I’m starting with baby steps. For every non-essential purchase this year (anything that isn’t food or necessary for daily survival), I will need to get rid of 3-5 items that I haven’t used in years.
This past weekend, I rode with my local bike advocacy group, Bike Friendly Richardson, in the City of Richardson’s 42nd Annual Christmas Parade. Of all the rides I do, this is one of my favorites. It’s not because of the great speeds or distance, but rather the opposite. Since this is a parade, the route is extremely short and equally as slow, which opens it up for people I don’t normally get to ride with, families.
Many folks decorated their bikes and brought candy to hand out to spectators. My neighbor, Howard, even brought his goat on a trailer, pulled by a tandem. My friend, Jenny, brought her young baby for his first parade. Both the goat and the baby were big hits with the crowd.
Riding with families in a parade accomplishes many goals – two of which are important to me. First, it allows families with kids (and goats) to be part of the bike culture, which hopefully builds a stronger bike community. Also, it allows the other folks, who weren’t riding, to see that cycling is something that’s fun and can be shared by all.
Participating in the parade definitely requires a lot of patience. Since you have to get there early, there is a more waiting than there is riding. I suggest that if you want to be part of a Christmas parade, folks with families, should try to arrive a bit later or have ways to entertain the kids until the start. Also, bring plenty of candy to hand out. I always seem to run out in the first 200 feet.

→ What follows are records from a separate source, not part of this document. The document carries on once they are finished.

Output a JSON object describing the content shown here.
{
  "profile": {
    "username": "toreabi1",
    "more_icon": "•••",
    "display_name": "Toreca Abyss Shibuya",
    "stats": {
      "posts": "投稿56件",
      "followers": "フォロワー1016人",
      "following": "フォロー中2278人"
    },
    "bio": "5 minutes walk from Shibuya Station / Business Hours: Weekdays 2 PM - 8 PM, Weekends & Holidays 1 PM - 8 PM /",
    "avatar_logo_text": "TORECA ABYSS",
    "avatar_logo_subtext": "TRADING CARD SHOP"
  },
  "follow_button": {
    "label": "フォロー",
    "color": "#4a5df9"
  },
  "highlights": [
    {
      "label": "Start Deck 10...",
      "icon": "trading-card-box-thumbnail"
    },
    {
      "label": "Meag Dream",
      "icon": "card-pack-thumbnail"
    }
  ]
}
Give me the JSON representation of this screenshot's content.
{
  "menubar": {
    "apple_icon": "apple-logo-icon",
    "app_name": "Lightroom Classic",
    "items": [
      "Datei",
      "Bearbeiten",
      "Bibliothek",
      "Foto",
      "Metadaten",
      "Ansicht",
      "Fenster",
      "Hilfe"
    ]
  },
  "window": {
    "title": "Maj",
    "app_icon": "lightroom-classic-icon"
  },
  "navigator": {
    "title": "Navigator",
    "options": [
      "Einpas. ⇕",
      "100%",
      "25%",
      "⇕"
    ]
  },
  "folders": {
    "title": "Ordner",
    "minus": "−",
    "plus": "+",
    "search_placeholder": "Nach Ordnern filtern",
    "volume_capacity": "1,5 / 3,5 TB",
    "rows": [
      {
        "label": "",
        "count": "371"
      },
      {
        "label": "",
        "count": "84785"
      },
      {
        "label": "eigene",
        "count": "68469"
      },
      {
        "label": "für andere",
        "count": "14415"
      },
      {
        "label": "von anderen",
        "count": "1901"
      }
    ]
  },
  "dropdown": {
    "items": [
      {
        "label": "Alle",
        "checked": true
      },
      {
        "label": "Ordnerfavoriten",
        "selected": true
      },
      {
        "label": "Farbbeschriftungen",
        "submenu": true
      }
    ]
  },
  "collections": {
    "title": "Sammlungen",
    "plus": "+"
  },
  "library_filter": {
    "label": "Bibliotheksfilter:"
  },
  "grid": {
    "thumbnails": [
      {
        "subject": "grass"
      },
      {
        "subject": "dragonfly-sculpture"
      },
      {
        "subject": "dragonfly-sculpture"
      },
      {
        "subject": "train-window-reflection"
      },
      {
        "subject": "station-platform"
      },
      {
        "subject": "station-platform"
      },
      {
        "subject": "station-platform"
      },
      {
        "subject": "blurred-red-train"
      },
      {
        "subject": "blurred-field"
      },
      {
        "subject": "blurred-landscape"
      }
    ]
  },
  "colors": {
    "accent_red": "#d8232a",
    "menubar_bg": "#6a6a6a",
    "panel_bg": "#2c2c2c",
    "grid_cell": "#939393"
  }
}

Here are a few pics from the parade. Click here to see the full set.